These old-school candies will satisfy your sweet tooth while the kids snack away on their new-fangled trick-or-treat bounty.
$14 for 2 pounds
One of the oldest candies on this list, the iconic gum dates all the way back to the early 1900's. The original gum sold was once a simple white hue and its now famous colorful candy coating was later added to help the gum last longer.
$21 for 24 pieces
The peanut-butter filled, vanilla taffy coated candy bar first launched in 1922 and became an instant hit with folks on the West Coast. Decades later, the recipe hasn't changed, but now you can find the bar in two more flavors: sour apple and chocolate.
$23 for pack of 24

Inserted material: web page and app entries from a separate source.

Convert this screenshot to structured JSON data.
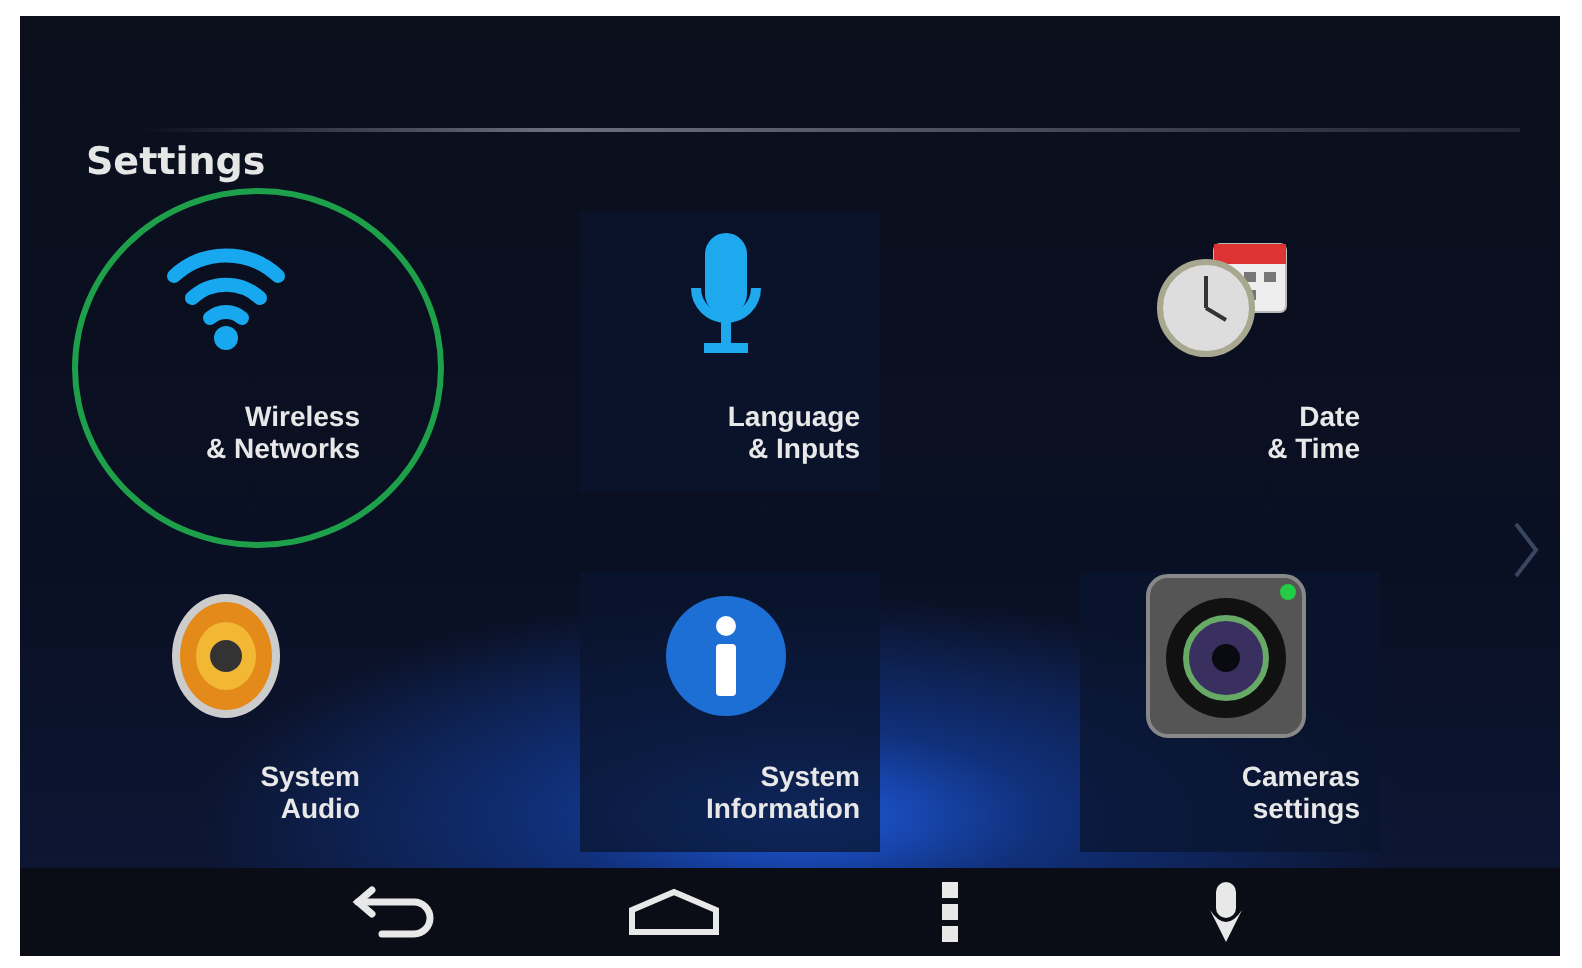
{
  "title": "Settings",
  "items": [
    {
      "kind": "wifi",
      "label": "Wireless\n& Networks",
      "highlighted": true,
      "focused": false
    },
    {
      "kind": "microphone",
      "label": "Language\n& Inputs",
      "highlighted": false,
      "focused": true
    },
    {
      "kind": "clock",
      "label": "Date\n& Time",
      "highlighted": false,
      "focused": false
    },
    {
      "kind": "speaker",
      "label": "System\nAudio",
      "highlighted": false,
      "focused": false
    },
    {
      "kind": "info",
      "label": "System\nInformation",
      "highlighted": false,
      "focused": true
    },
    {
      "kind": "camera",
      "label": "Cameras\nsettings",
      "highlighted": false,
      "focused": true
    }
  ]
}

Long before we had gummy bears and other gooey, sugar-coated snacks, kiddos used to devour these cherry, lemon, licorice, orange, and lime-flavored jelly candies.
$12 for 12-pack
These citrusy and sweet bites have been making people pucker up since the 1960s, and they're not going away anytime soon.
$12 for 60 pieces
Created in 1942, these lollipops were designed with a fiber, looped handle to make 'em easier and safer to holder. Now you'll find them in regular flavors like sugary cherry, zesty orange, sweet apple, and punchy grape, or .
$22 for 100 pieces
Everyone had a favorite flavor of Kits taffy growing up. Did you love the classic vanilla, sweet strawberry, chewy chocolate, or fruity banana flavor best?
$10 for 24-pack
Back when everyone smoked, these probably seemed like a pretty great idea. Boy, how times change!
$15 for pack of three
All the rage in the '60s, these rainbow-colored pops are still a treat.
$15 for 1/2 pound
These sugary little bumps affixed to wax paper bring back fond childhood memories for many. They still come in three original flavors: sweet cherry, tart lemon, and citrusy lime.
$24 for nine bars
The chocolate-covered nougat bars were named after the Charleston dance—not the southern city—back in 1922. These treats are especially yummy when they're frozen!
$13 for 36-pack
This honeycombed candy stick filled with peanut butter and rolled in toasted coconut was originally sold under the name "Chicken Bones!" Atkinson Candy Company changed the name to its current moniker in 1955.
First introduced in the '30s, Choward's Violet Mints are one of the more unique retro candies we uncovered. Unlike some of their overly saccharine cousins, these hard square candies have a distinct floral aroma and flavor.
$2 per bar
Named after New York City's fancy address, the 5th Avenue Bar was introduced in 1936 by the makers of Luden's cough drops. The new bars don't include almonds like the original but other than that, this rich milk chocolate bar with a crunchy peanut butter center remains unchanged.
$5 for 25 pieces
Who doesn't remember reaching up to the candy counter for a handful of these chewy peanut butter and molasses nuggets? Named after the creator's favorite aunt 95 years ago, these candies have stood the test of time.
$15 for set of six rolls
Nostalgia abounds with these tasty, colorful wafers. First created in 1847 by Necco (which stands for New England Confectionery Company), our love for these treats is still going strong today.
$2 for 5-pack
For nearly 100 years, kids (and adults) have been slurping sugary liquid from these cute wax bottles. If only they still cost a nickel!
When we asked our Facebook fans about their favorite childhood candy, most mentioned the now-extinct Seven Up candy bar: seven chocolate-covered segments—cherry, coconut, caramel, fudge, jelly, maple, and Brazil nut. Luckily, the Sky Bar, made with four segments, has emerged in place of the legend.
$10 for 24 boxes
Bean-flavored candy seems less than appetizing, but these candy-covered peanuts are actually better than they look.
$17 for 100-pack
Tootsie pops are great and all, but we'll always have a soft spot for Charms Blow Pops.